→ **WORK TASK**: Go through the data below and work out how many lines contain "text"; the answer is the number alone.

→ **EXERCISE MATERIAL**:
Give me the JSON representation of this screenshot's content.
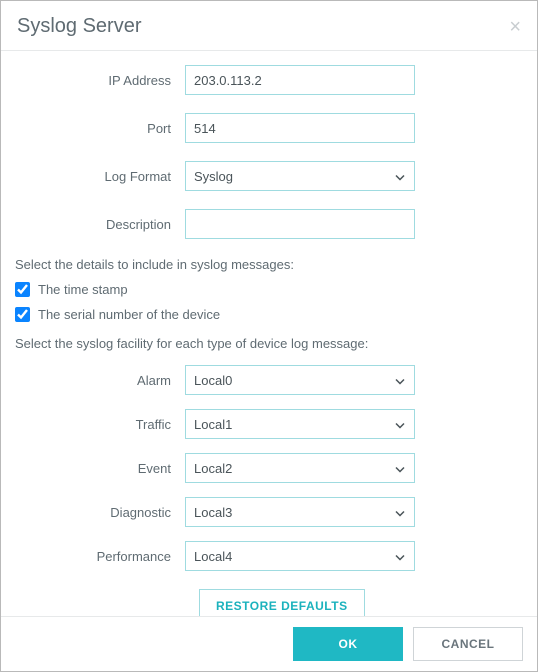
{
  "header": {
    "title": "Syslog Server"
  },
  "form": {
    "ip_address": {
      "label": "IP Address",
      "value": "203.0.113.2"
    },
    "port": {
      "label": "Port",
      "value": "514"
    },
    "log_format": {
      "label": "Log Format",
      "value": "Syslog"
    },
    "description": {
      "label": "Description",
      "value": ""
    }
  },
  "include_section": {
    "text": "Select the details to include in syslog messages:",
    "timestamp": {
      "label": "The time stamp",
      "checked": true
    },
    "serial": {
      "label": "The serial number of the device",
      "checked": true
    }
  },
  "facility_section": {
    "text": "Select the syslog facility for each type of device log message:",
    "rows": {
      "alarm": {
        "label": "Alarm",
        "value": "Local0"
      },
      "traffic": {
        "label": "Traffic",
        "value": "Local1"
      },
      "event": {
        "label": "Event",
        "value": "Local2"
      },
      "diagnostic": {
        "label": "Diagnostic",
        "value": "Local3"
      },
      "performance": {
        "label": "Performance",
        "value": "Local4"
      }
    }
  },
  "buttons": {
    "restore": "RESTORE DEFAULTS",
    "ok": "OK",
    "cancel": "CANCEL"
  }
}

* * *

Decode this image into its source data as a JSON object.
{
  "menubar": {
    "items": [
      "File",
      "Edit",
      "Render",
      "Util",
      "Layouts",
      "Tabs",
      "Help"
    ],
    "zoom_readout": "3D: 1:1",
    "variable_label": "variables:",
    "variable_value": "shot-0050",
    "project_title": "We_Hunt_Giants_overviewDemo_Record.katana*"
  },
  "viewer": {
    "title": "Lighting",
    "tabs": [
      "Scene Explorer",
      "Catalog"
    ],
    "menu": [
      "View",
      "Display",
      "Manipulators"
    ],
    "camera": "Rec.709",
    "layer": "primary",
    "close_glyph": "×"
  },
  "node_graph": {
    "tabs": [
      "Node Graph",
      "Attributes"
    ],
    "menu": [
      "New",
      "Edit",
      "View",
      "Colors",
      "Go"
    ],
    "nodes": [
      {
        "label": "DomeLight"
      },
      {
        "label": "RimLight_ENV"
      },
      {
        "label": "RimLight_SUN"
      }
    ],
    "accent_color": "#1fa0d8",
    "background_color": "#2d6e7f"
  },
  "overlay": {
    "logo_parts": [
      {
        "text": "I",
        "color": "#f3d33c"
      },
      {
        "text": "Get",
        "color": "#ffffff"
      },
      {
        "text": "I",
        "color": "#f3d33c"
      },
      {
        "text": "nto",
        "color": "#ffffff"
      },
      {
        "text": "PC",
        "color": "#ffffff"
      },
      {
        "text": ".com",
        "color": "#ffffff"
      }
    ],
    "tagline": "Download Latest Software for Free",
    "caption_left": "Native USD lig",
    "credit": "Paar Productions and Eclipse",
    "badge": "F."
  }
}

→ **EXERCISE OUTPUT**: 8